To clear that out we leave the sawblade at the same height and do repeated cuts right next to each other. Just make sure that the remaining material is thick enough to receive a tealight hole later. Also, keep a tealight handy to gauge when our plateau is wide enough for it, because then we get to repeat the same process we used for the foothills, but this time we call them mountains. Keep lowering the blade, and after 3-4 slots we are (almost) done!
Last, cut off the piece. My saw would not go high enough so I cut a slot as deep as possible, then flipped the piece and finished the cut.
Step 2: Deviating From the Title...
As I mentioned in the introduction, there is one part of the project that while it can be done on the table saw (check out the video in this step) is a lot more easily done with a forstner bit of the appropriate size. In theory, you could also cut the front and back mountainscape off of the beam completely and glue both to a small piece of scrap that leaves enough space between them for the tealight to sit in.
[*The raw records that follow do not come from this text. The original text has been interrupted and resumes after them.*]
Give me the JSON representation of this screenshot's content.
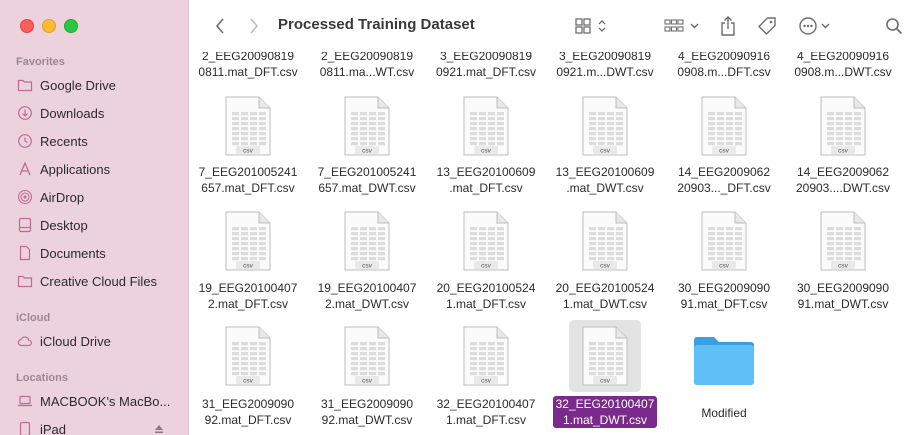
{
  "window": {
    "title": "Processed Training Dataset"
  },
  "sidebar": {
    "sections": [
      {
        "heading": "Favorites",
        "items": [
          {
            "label": "Google Drive",
            "icon": "folder-icon"
          },
          {
            "label": "Downloads",
            "icon": "download-icon"
          },
          {
            "label": "Recents",
            "icon": "clock-icon"
          },
          {
            "label": "Applications",
            "icon": "applications-icon"
          },
          {
            "label": "AirDrop",
            "icon": "airdrop-icon"
          },
          {
            "label": "Desktop",
            "icon": "desktop-icon"
          },
          {
            "label": "Documents",
            "icon": "document-icon"
          },
          {
            "label": "Creative Cloud Files",
            "icon": "folder-icon"
          }
        ]
      },
      {
        "heading": "iCloud",
        "items": [
          {
            "label": "iCloud Drive",
            "icon": "cloud-icon"
          }
        ]
      },
      {
        "heading": "Locations",
        "items": [
          {
            "label": "MACBOOK's MacBo...",
            "icon": "laptop-icon"
          },
          {
            "label": "iPad",
            "icon": "ipad-icon"
          }
        ]
      }
    ]
  },
  "files": {
    "top_row": [
      "2_EEG20090819\n0811.mat_DFT.csv",
      "2_EEG20090819\n0811.ma...WT.csv",
      "3_EEG20090819\n0921.mat_DFT.csv",
      "3_EEG20090819\n0921.m...DWT.csv",
      "4_EEG20090916\n0908.m...DFT.csv",
      "4_EEG20090916\n0908.m...DWT.csv"
    ],
    "rows": [
      [
        "7_EEG201005241\n657.mat_DFT.csv",
        "7_EEG201005241\n657.mat_DWT.csv",
        "13_EEG20100609\n.mat_DFT.csv",
        "13_EEG20100609\n.mat_DWT.csv",
        "14_EEG2009062\n20903..._DFT.csv",
        "14_EEG2009062\n20903....DWT.csv"
      ],
      [
        "19_EEG20100407\n2.mat_DFT.csv",
        "19_EEG20100407\n2.mat_DWT.csv",
        "20_EEG20100524\n1.mat_DFT.csv",
        "20_EEG20100524\n1.mat_DWT.csv",
        "30_EEG2009090\n91.mat_DFT.csv",
        "30_EEG2009090\n91.mat_DWT.csv"
      ],
      [
        "31_EEG2009090\n92.mat_DFT.csv",
        "31_EEG2009090\n92.mat_DWT.csv",
        "32_EEG20100407\n1.mat_DFT.csv",
        "32_EEG20100407\n1.mat_DWT.csv",
        "Modified"
      ]
    ],
    "csv_badge": "csv",
    "selected": "32_EEG20100407\n1.mat_DWT.csv"
  },
  "colors": {
    "selection": "#7a2a8a",
    "folder": "#5ab8f0",
    "sidebar_bg": "#ecd2dc"
  }
}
Either way, make sure that the candle is held properly to make it as unlikely as possible for anything to go wrong later, say, by knocking it over. As always, there is a risk attached to candles and fire in general, and it is your own responsibility to take all the necessary precautions to keep yourself safe. As a general rule, do not do anything you do not feel comfortable with. This pertains to the table saw as well.
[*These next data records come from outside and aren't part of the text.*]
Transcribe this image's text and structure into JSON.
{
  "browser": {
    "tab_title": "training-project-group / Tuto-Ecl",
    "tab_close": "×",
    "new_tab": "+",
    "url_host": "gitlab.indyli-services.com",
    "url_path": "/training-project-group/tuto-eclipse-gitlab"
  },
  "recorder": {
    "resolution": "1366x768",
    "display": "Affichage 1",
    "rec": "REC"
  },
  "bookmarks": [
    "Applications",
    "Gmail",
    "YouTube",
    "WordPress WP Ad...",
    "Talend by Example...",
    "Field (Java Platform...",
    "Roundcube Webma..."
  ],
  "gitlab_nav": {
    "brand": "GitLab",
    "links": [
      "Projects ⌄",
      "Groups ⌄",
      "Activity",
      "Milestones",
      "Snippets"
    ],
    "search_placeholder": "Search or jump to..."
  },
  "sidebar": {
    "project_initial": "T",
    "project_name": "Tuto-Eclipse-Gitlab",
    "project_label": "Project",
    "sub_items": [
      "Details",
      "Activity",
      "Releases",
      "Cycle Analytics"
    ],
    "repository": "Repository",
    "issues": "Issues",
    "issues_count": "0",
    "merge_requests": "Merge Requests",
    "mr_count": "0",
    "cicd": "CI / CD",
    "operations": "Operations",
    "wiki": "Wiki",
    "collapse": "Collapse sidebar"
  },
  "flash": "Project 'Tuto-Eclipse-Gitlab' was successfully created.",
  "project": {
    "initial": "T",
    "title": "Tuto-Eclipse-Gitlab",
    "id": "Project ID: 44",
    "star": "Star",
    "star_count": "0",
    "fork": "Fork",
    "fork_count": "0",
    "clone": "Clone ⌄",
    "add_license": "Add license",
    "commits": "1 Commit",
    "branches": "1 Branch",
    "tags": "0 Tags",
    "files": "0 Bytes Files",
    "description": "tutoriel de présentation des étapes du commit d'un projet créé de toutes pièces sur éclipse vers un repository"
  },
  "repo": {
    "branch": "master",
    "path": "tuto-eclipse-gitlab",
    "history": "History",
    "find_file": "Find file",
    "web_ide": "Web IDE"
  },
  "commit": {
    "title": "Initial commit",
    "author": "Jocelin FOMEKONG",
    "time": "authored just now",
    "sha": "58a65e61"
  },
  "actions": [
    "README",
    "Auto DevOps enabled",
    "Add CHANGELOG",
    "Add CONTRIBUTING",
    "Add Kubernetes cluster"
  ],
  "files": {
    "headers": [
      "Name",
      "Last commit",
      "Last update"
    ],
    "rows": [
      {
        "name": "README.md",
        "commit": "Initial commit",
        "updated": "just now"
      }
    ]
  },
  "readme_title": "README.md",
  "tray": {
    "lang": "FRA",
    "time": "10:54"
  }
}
Step 3: Breaking the Slices
Did I say the table saw was the fun part? Well, not quite. This is the actual fun part, because here you get to break wood with your bare hande! Granted, the slices are pretty thin and break very easily, but still, you can derive a meassure of satisfaction from this!
As I mentioned before, we have cut the wood across the grain, which makes it not only very prone to breaking, but also very flexible as far as those break lines are concerned. That makes it easy to work with the natural weaknesses of the material in order to create what is basically a mini mountainscape.
If you are afraid of ruining your diorama-to-be, you can make another piece and cut a few slots in order to practice with these. Just keep in mind that each slice is bound to break differently, and that you can make small corrections to get to where you want by breaking off smaller pieces. While you could glue pieces back on I would not recommend that because it might show later.
I would recommend that you aim for several peaks, each a little lower and to the side from the one behind it. The photos should give you an idea of that I mean by that.
Step 4: Paint the Job
I did not record much of this step, but it is prett straightforward and you can see the final result in the picture.
For me, the idea was to recreate a "natural" gradient from lush green over rocky terrain to the snowy top. Maybe you want to do something completely different, like mountains on mars with reds and oranges and a small stranded astronaut painted in, or waves breaking in swirling colors of blue and foamy white. If that is the case, go for it and please share your creation!
Step 5: Seal the Deal (optional)
This step is not strictly necessary - all the hard work is already done. As an experiment, I used gold glitter effect spray paint on this one, and it did not come out as bad as it might sound. But it did not really add much in terms of sparkle to the project, either. It did however make the green parts look like lush meadows dotted with flowers, if you are into that sort of thing.
I also gave it a coat of "pure" spray lacquer, just because.
Step 6: Be Inspired!
Thanks for checking out this Instructable. If you want to see this made please check out the video on my YouTube channel - in case you are interrested, there is also a German version of said video. (And if you contemplate subscribing to my channel, rest assured that my newer videos are better than this classic).
If you make it, please share it, and let me know what you think! And as always, remember to be Inspired!